*** Data to process Section Begins ***

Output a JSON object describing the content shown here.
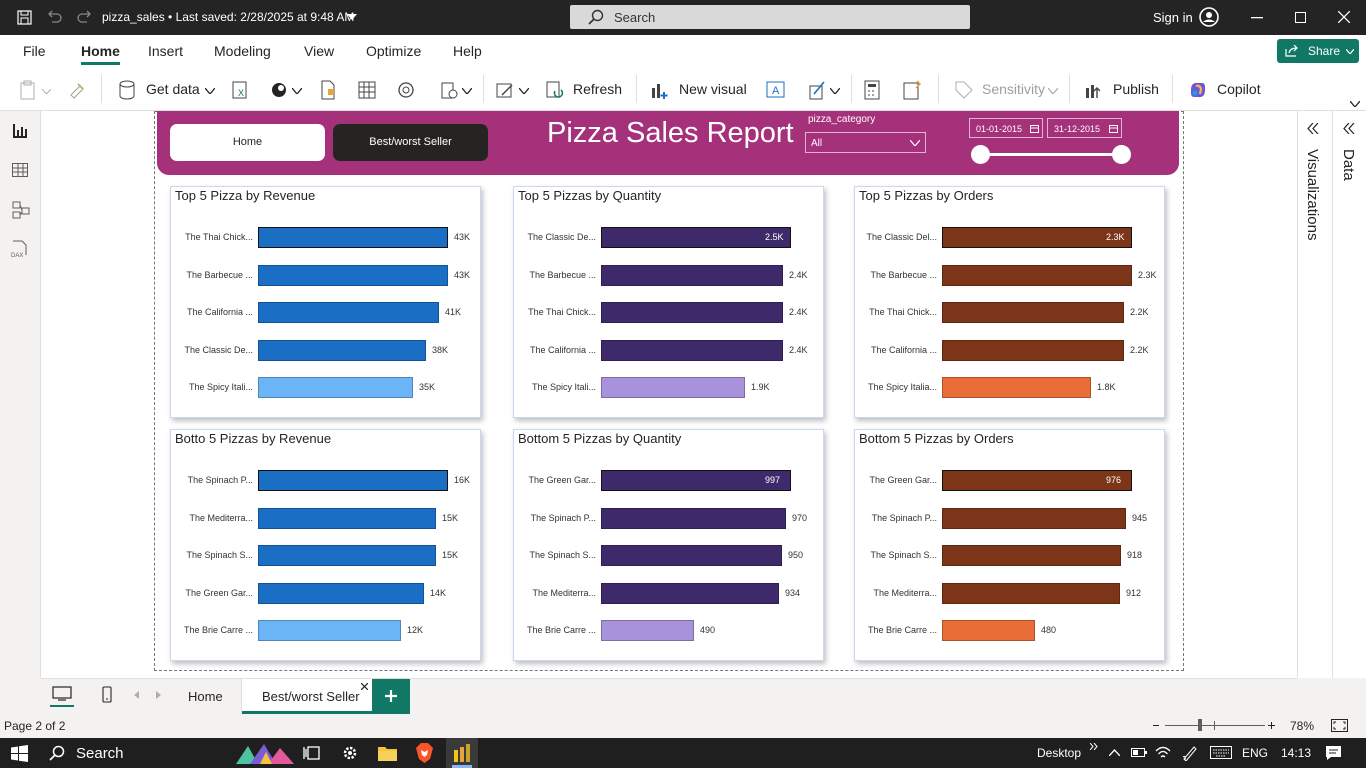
{
  "titlebar": {
    "doc_title": "pizza_sales • Last saved: 2/28/2025 at 9:48 AM",
    "search_placeholder": "Search",
    "sign_in": "Sign in"
  },
  "menu": {
    "items": [
      "File",
      "Home",
      "Insert",
      "Modeling",
      "View",
      "Optimize",
      "Help"
    ],
    "active": "Home",
    "share_label": "Share"
  },
  "ribbon": {
    "get_data": "Get data",
    "refresh": "Refresh",
    "new_visual": "New visual",
    "sensitivity": "Sensitivity",
    "publish": "Publish",
    "copilot": "Copilot"
  },
  "report": {
    "title": "Pizza Sales Report",
    "nav_home": "Home",
    "nav_bestworst": "Best/worst Seller",
    "slicer_label": "pizza_category",
    "slicer_value": "All",
    "date_start": "01-01-2015",
    "date_end": "31-12-2015"
  },
  "colors": {
    "header": "#a5317a",
    "blue": "#1a6fc4",
    "purple": "#3e2a6b",
    "brown": "#7c3519",
    "accent": "#117865"
  },
  "chart_data": [
    {
      "type": "bar",
      "title": "Top 5 Pizza by Revenue",
      "categories": [
        "The Thai Chick...",
        "The Barbecue ...",
        "The California ...",
        "The Classic De...",
        "The Spicy Itali..."
      ],
      "values": [
        43,
        43,
        41,
        38,
        35
      ],
      "labels": [
        "43K",
        "43K",
        "41K",
        "38K",
        "35K"
      ]
    },
    {
      "type": "bar",
      "title": "Top 5 Pizzas by Quantity",
      "categories": [
        "The Classic De...",
        "The Barbecue ...",
        "The Thai Chick...",
        "The California ...",
        "The Spicy Itali..."
      ],
      "values": [
        2.5,
        2.4,
        2.4,
        2.4,
        1.9
      ],
      "labels": [
        "2.5K",
        "2.4K",
        "2.4K",
        "2.4K",
        "1.9K"
      ]
    },
    {
      "type": "bar",
      "title": "Top 5 Pizzas by Orders",
      "categories": [
        "The Classic Del...",
        "The Barbecue ...",
        "The Thai Chick...",
        "The California ...",
        "The Spicy Italia..."
      ],
      "values": [
        2.3,
        2.3,
        2.2,
        2.2,
        1.8
      ],
      "labels": [
        "2.3K",
        "2.3K",
        "2.2K",
        "2.2K",
        "1.8K"
      ]
    },
    {
      "type": "bar",
      "title": "Botto 5 Pizzas by Revenue",
      "categories": [
        "The Spinach P...",
        "The Mediterra...",
        "The Spinach S...",
        "The Green Gar...",
        "The Brie Carre ..."
      ],
      "values": [
        16,
        15,
        15,
        14,
        12
      ],
      "labels": [
        "16K",
        "15K",
        "15K",
        "14K",
        "12K"
      ]
    },
    {
      "type": "bar",
      "title": "Bottom 5 Pizzas by Quantity",
      "categories": [
        "The Green Gar...",
        "The Spinach P...",
        "The Spinach S...",
        "The Mediterra...",
        "The Brie Carre ..."
      ],
      "values": [
        997,
        970,
        950,
        934,
        490
      ],
      "labels": [
        "997",
        "970",
        "950",
        "934",
        "490"
      ]
    },
    {
      "type": "bar",
      "title": "Bottom 5 Pizzas by Orders",
      "categories": [
        "The Green Gar...",
        "The Spinach P...",
        "The Spinach S...",
        "The Mediterra...",
        "The Brie Carre ..."
      ],
      "values": [
        976,
        945,
        918,
        912,
        480
      ],
      "labels": [
        "976",
        "945",
        "918",
        "912",
        "480"
      ]
    }
  ],
  "right_pane": {
    "visualizations": "Visualizations",
    "data": "Data"
  },
  "tabs": {
    "home": "Home",
    "bestworst": "Best/worst Seller"
  },
  "status": {
    "page": "Page 2 of 2",
    "zoom": "78%"
  },
  "taskbar": {
    "search": "Search",
    "desktop": "Desktop",
    "lang": "ENG",
    "time": "14:13"
  }
}
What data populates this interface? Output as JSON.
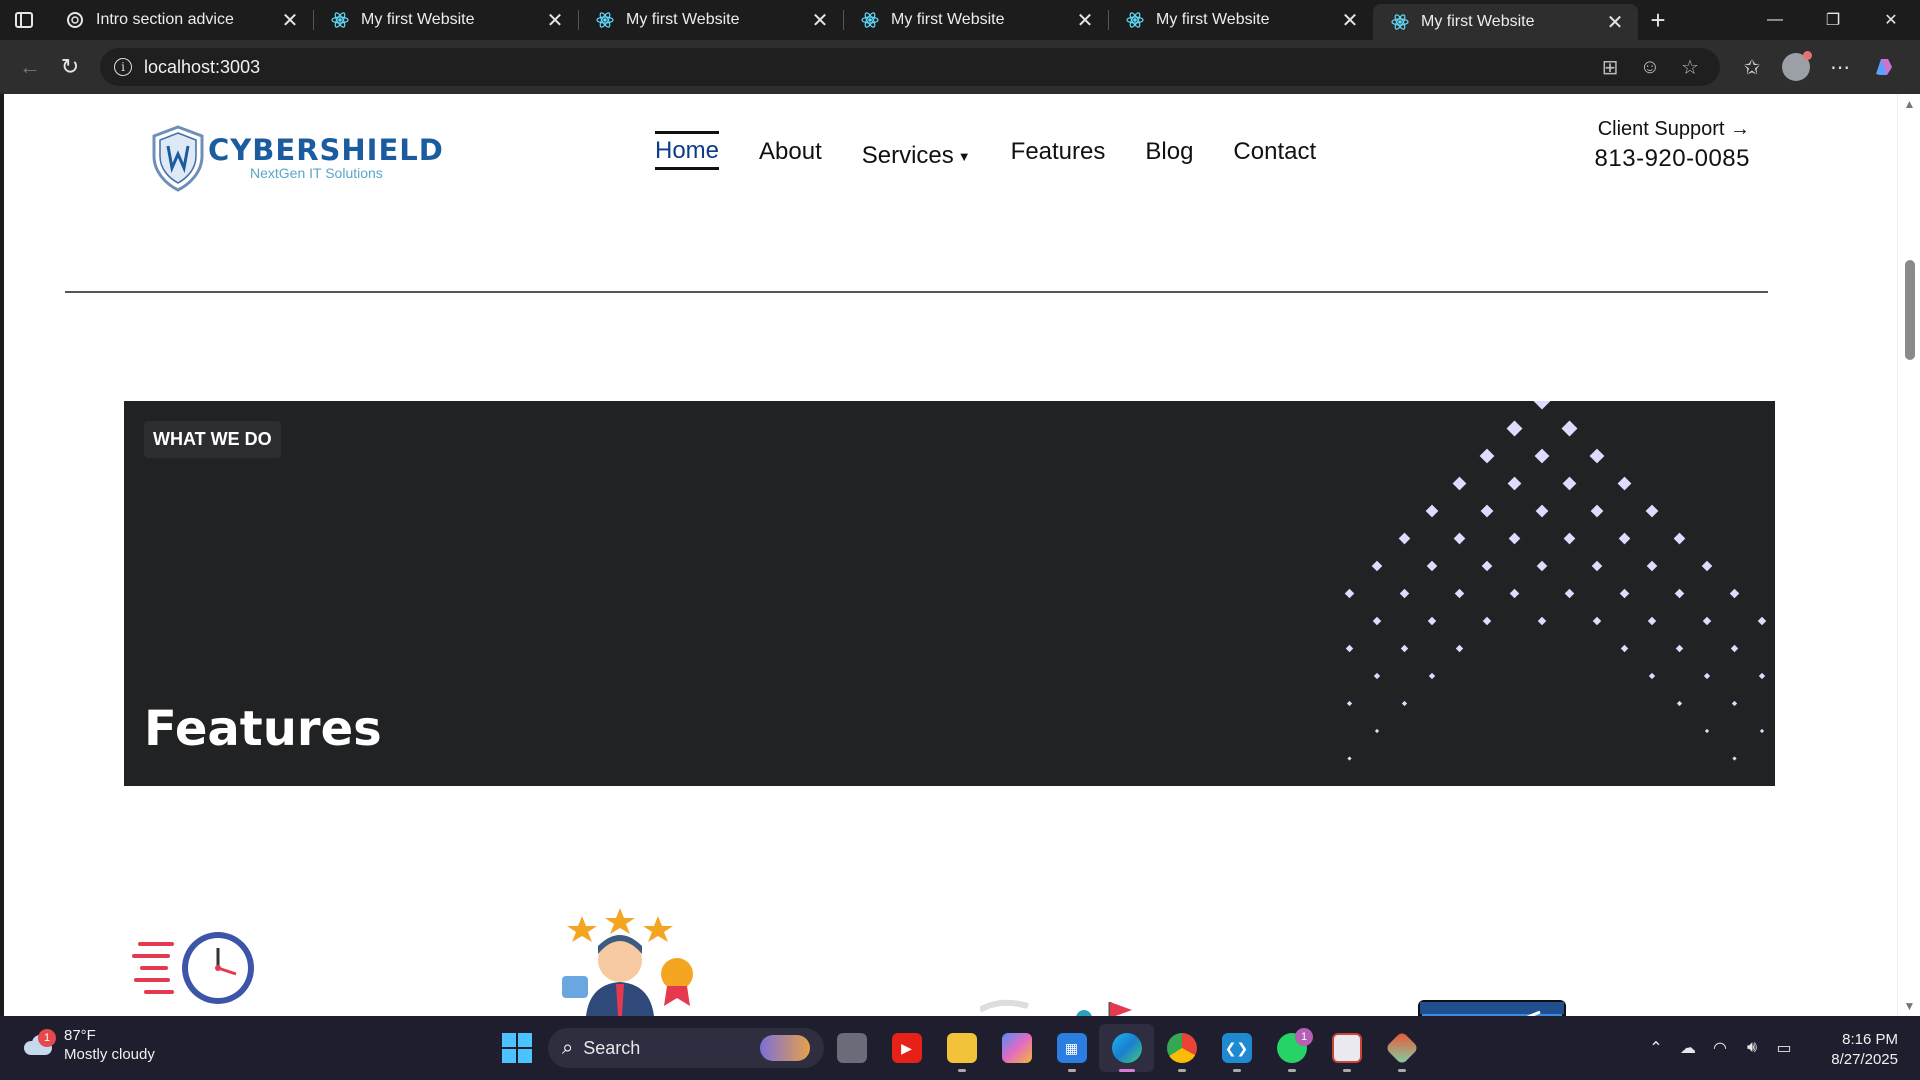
{
  "browser": {
    "tabs": [
      {
        "title": "Intro section advice",
        "icon": "openai-icon",
        "active": false
      },
      {
        "title": "My first Website",
        "icon": "react-icon",
        "active": false
      },
      {
        "title": "My first Website",
        "icon": "react-icon",
        "active": false
      },
      {
        "title": "My first Website",
        "icon": "react-icon",
        "active": false
      },
      {
        "title": "My first Website",
        "icon": "react-icon",
        "active": false
      },
      {
        "title": "My first Website",
        "icon": "react-icon",
        "active": true
      }
    ],
    "url": "localhost:3003"
  },
  "site": {
    "logo": {
      "brand": "CYBERSHIELD",
      "tagline": "NextGen IT Solutions"
    },
    "nav": [
      {
        "label": "Home",
        "active": true
      },
      {
        "label": "About"
      },
      {
        "label": "Services",
        "has_dropdown": true
      },
      {
        "label": "Features"
      },
      {
        "label": "Blog"
      },
      {
        "label": "Contact"
      }
    ],
    "support": {
      "label": "Client Support",
      "phone": "813-920-0085"
    },
    "band": {
      "eyebrow": "WHAT WE DO",
      "heading": "Features",
      "background": "#212224",
      "pattern_color": "#dcdcff"
    },
    "feature_icons": [
      "fast-clock-icon",
      "rated-professional-icon",
      "teamwork-goal-icon",
      "analytics-dashboard-icon"
    ]
  },
  "taskbar": {
    "weather": {
      "temp": "87°F",
      "condition": "Mostly cloudy",
      "badge": "1"
    },
    "search_placeholder": "Search",
    "apps": [
      {
        "name": "task-view-icon"
      },
      {
        "name": "youtube-icon"
      },
      {
        "name": "file-explorer-icon"
      },
      {
        "name": "copilot-icon"
      },
      {
        "name": "microsoft-store-icon"
      },
      {
        "name": "edge-icon",
        "active": true
      },
      {
        "name": "chrome-icon"
      },
      {
        "name": "vscode-icon"
      },
      {
        "name": "whatsapp-icon",
        "badge": "1"
      },
      {
        "name": "snipping-tool-icon"
      },
      {
        "name": "git-icon"
      }
    ],
    "time": "8:16 PM",
    "date": "8/27/2025"
  }
}
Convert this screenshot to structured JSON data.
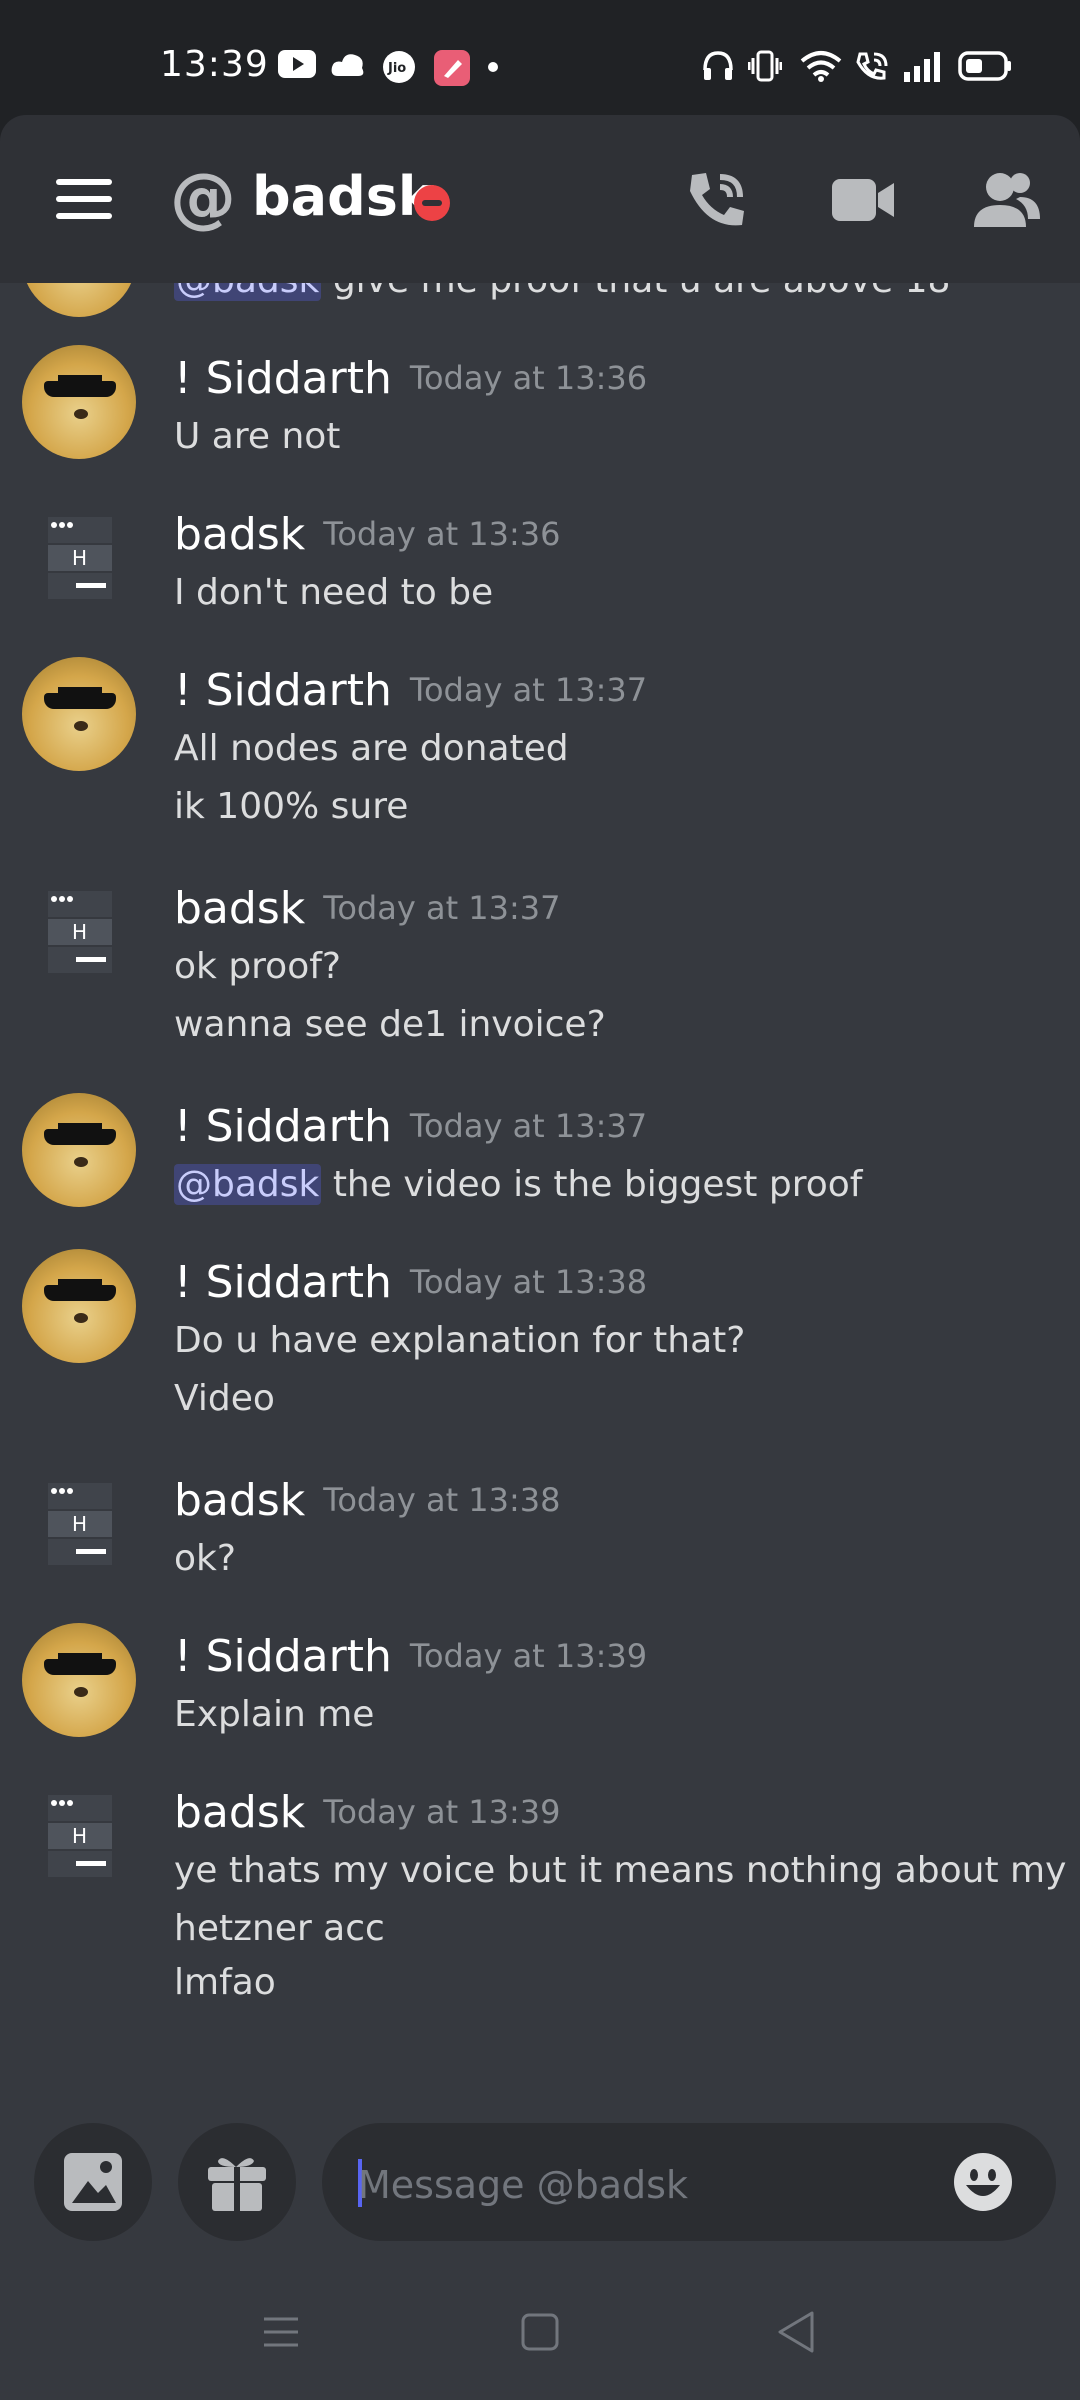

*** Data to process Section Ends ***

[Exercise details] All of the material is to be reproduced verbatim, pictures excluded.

[Expected answer]
Output a JSON object describing the content shown here.
{
  "titlebar": {
    "doc_title": "pizza_sales • Last saved: 2/28/2025 at 9:48 AM",
    "search_placeholder": "Search",
    "sign_in": "Sign in"
  },
  "menu": {
    "items": [
      "File",
      "Home",
      "Insert",
      "Modeling",
      "View",
      "Optimize",
      "Help"
    ],
    "active": "Home",
    "share_label": "Share"
  },
  "ribbon": {
    "get_data": "Get data",
    "refresh": "Refresh",
    "new_visual": "New visual",
    "sensitivity": "Sensitivity",
    "publish": "Publish",
    "copilot": "Copilot"
  },
  "report": {
    "title": "Pizza Sales Report",
    "nav_home": "Home",
    "nav_bestworst": "Best/worst Seller",
    "slicer_label": "pizza_category",
    "slicer_value": "All",
    "date_start": "01-01-2015",
    "date_end": "31-12-2015"
  },
  "colors": {
    "header": "#a5317a",
    "blue": "#1a6fc4",
    "purple": "#3e2a6b",
    "brown": "#7c3519",
    "accent": "#117865"
  },
  "chart_data": [
    {
      "type": "bar",
      "title": "Top 5 Pizza by Revenue",
      "categories": [
        "The Thai Chick...",
        "The Barbecue ...",
        "The California ...",
        "The Classic De...",
        "The Spicy Itali..."
      ],
      "values": [
        43,
        43,
        41,
        38,
        35
      ],
      "labels": [
        "43K",
        "43K",
        "41K",
        "38K",
        "35K"
      ]
    },
    {
      "type": "bar",
      "title": "Top 5 Pizzas by Quantity",
      "categories": [
        "The Classic De...",
        "The Barbecue ...",
        "The Thai Chick...",
        "The California ...",
        "The Spicy Itali..."
      ],
      "values": [
        2.5,
        2.4,
        2.4,
        2.4,
        1.9
      ],
      "labels": [
        "2.5K",
        "2.4K",
        "2.4K",
        "2.4K",
        "1.9K"
      ]
    },
    {
      "type": "bar",
      "title": "Top 5 Pizzas by Orders",
      "categories": [
        "The Classic Del...",
        "The Barbecue ...",
        "The Thai Chick...",
        "The California ...",
        "The Spicy Italia..."
      ],
      "values": [
        2.3,
        2.3,
        2.2,
        2.2,
        1.8
      ],
      "labels": [
        "2.3K",
        "2.3K",
        "2.2K",
        "2.2K",
        "1.8K"
      ]
    },
    {
      "type": "bar",
      "title": "Botto 5 Pizzas by Revenue",
      "categories": [
        "The Spinach P...",
        "The Mediterra...",
        "The Spinach S...",
        "The Green Gar...",
        "The Brie Carre ..."
      ],
      "values": [
        16,
        15,
        15,
        14,
        12
      ],
      "labels": [
        "16K",
        "15K",
        "15K",
        "14K",
        "12K"
      ]
    },
    {
      "type": "bar",
      "title": "Bottom 5 Pizzas by Quantity",
      "categories": [
        "The Green Gar...",
        "The Spinach P...",
        "The Spinach S...",
        "The Mediterra...",
        "The Brie Carre ..."
      ],
      "values": [
        997,
        970,
        950,
        934,
        490
      ],
      "labels": [
        "997",
        "970",
        "950",
        "934",
        "490"
      ]
    },
    {
      "type": "bar",
      "title": "Bottom 5 Pizzas by Orders",
      "categories": [
        "The Green Gar...",
        "The Spinach P...",
        "The Spinach S...",
        "The Mediterra...",
        "The Brie Carre ..."
      ],
      "values": [
        976,
        945,
        918,
        912,
        480
      ],
      "labels": [
        "976",
        "945",
        "918",
        "912",
        "480"
      ]
    }
  ],
  "right_pane": {
    "visualizations": "Visualizations",
    "data": "Data"
  },
  "tabs": {
    "home": "Home",
    "bestworst": "Best/worst Seller"
  },
  "status": {
    "page": "Page 2 of 2",
    "zoom": "78%"
  },
  "taskbar": {
    "search": "Search",
    "desktop": "Desktop",
    "lang": "ENG",
    "time": "14:13"
  }
}
What data populates this interface? Output as JSON.
{
  "browser": {
    "tabs": [
      {
        "title": "Intro section advice",
        "icon": "openai-icon",
        "active": false
      },
      {
        "title": "My first Website",
        "icon": "react-icon",
        "active": false
      },
      {
        "title": "My first Website",
        "icon": "react-icon",
        "active": false
      },
      {
        "title": "My first Website",
        "icon": "react-icon",
        "active": false
      },
      {
        "title": "My first Website",
        "icon": "react-icon",
        "active": false
      },
      {
        "title": "My first Website",
        "icon": "react-icon",
        "active": true
      }
    ],
    "url": "localhost:3003"
  },
  "site": {
    "logo": {
      "brand": "CYBERSHIELD",
      "tagline": "NextGen IT Solutions"
    },
    "nav": [
      {
        "label": "Home",
        "active": true
      },
      {
        "label": "About"
      },
      {
        "label": "Services",
        "has_dropdown": true
      },
      {
        "label": "Features"
      },
      {
        "label": "Blog"
      },
      {
        "label": "Contact"
      }
    ],
    "support": {
      "label": "Client Support",
      "phone": "813-920-0085"
    },
    "band": {
      "eyebrow": "WHAT WE DO",
      "heading": "Features",
      "background": "#212224",
      "pattern_color": "#dcdcff"
    },
    "feature_icons": [
      "fast-clock-icon",
      "rated-professional-icon",
      "teamwork-goal-icon",
      "analytics-dashboard-icon"
    ]
  },
  "taskbar": {
    "weather": {
      "temp": "87°F",
      "condition": "Mostly cloudy",
      "badge": "1"
    },
    "search_placeholder": "Search",
    "apps": [
      {
        "name": "task-view-icon"
      },
      {
        "name": "youtube-icon"
      },
      {
        "name": "file-explorer-icon"
      },
      {
        "name": "copilot-icon"
      },
      {
        "name": "microsoft-store-icon"
      },
      {
        "name": "edge-icon",
        "active": true
      },
      {
        "name": "chrome-icon"
      },
      {
        "name": "vscode-icon"
      },
      {
        "name": "whatsapp-icon",
        "badge": "1"
      },
      {
        "name": "snipping-tool-icon"
      },
      {
        "name": "git-icon"
      }
    ],
    "time": "8:16 PM",
    "date": "8/27/2025"
  }
}
Convert this screenshot to structured JSON data.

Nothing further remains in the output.